__Exercise description__: Down to the last line, print the entries below exactly, and keep every picture out of the copy.

Records START

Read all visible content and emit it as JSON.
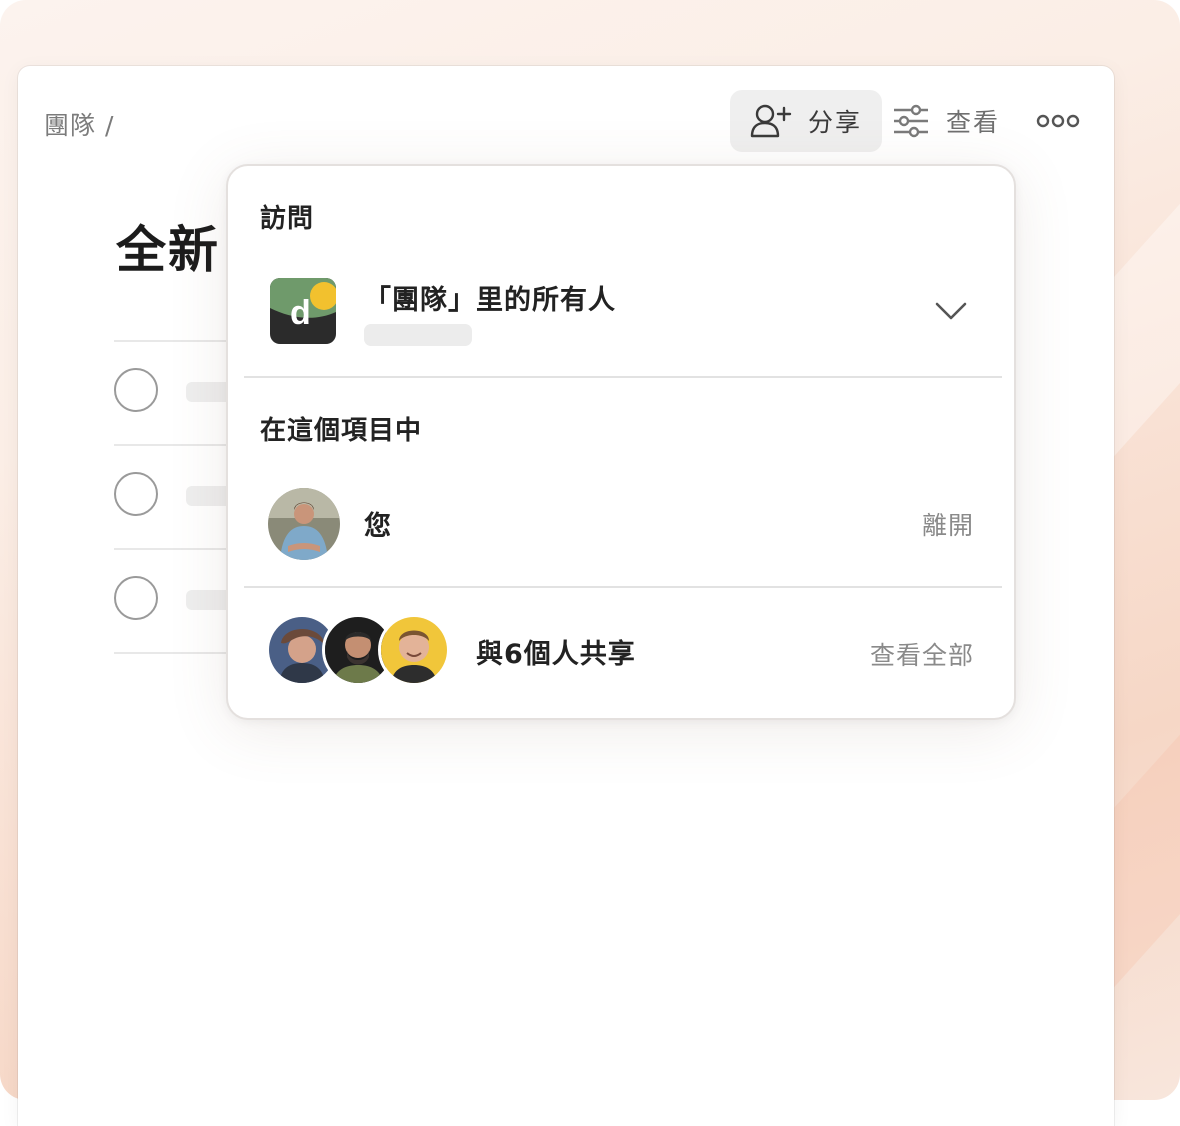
{
  "header": {
    "breadcrumb": "團隊 /",
    "share_label": "分享",
    "view_label": "查看"
  },
  "page": {
    "title": "全新",
    "tasks": [
      {},
      {},
      {}
    ]
  },
  "share_popover": {
    "access_section_title": "訪問",
    "access_item": {
      "logo_letter": "d",
      "name": "「團隊」里的所有人"
    },
    "project_section_title": "在這個項目中",
    "member": {
      "name": "您",
      "action": "離開"
    },
    "shared": {
      "label": "與6個人共享",
      "action": "查看全部"
    }
  },
  "icons": {
    "share": "add-person-icon",
    "view": "sliders-icon",
    "more": "more-dots-icon",
    "dropdown": "chevron-down-icon"
  },
  "colors": {
    "logo_green": "#6a9a6a",
    "logo_dark": "#2b2b2b",
    "logo_yellow": "#f2c12e"
  }
}
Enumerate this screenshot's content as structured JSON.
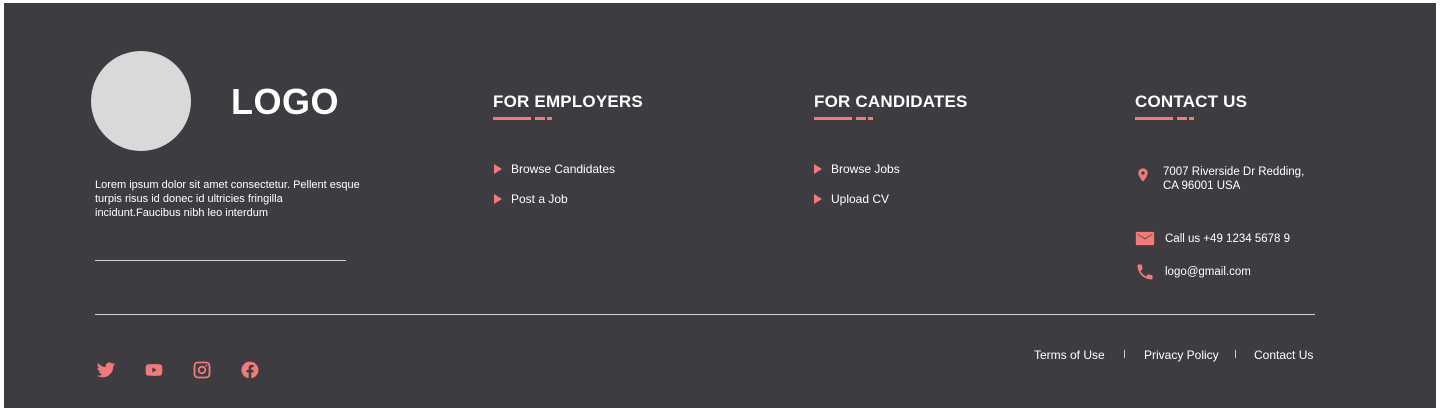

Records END

__Your solution__:
Read all visible content and emit it as JSON.
{
  "header": {
    "breadcrumb": "團隊 /",
    "share_label": "分享",
    "view_label": "查看"
  },
  "page": {
    "title": "全新",
    "tasks": [
      {},
      {},
      {}
    ]
  },
  "share_popover": {
    "access_section_title": "訪問",
    "access_item": {
      "logo_letter": "d",
      "name": "「團隊」里的所有人"
    },
    "project_section_title": "在這個項目中",
    "member": {
      "name": "您",
      "action": "離開"
    },
    "shared": {
      "label": "與6個人共享",
      "action": "查看全部"
    }
  },
  "icons": {
    "share": "add-person-icon",
    "view": "sliders-icon",
    "more": "more-dots-icon",
    "dropdown": "chevron-down-icon"
  },
  "colors": {
    "logo_green": "#6a9a6a",
    "logo_dark": "#2b2b2b",
    "logo_yellow": "#f2c12e"
  }
}
Enumerate this screenshot's content as structured JSON.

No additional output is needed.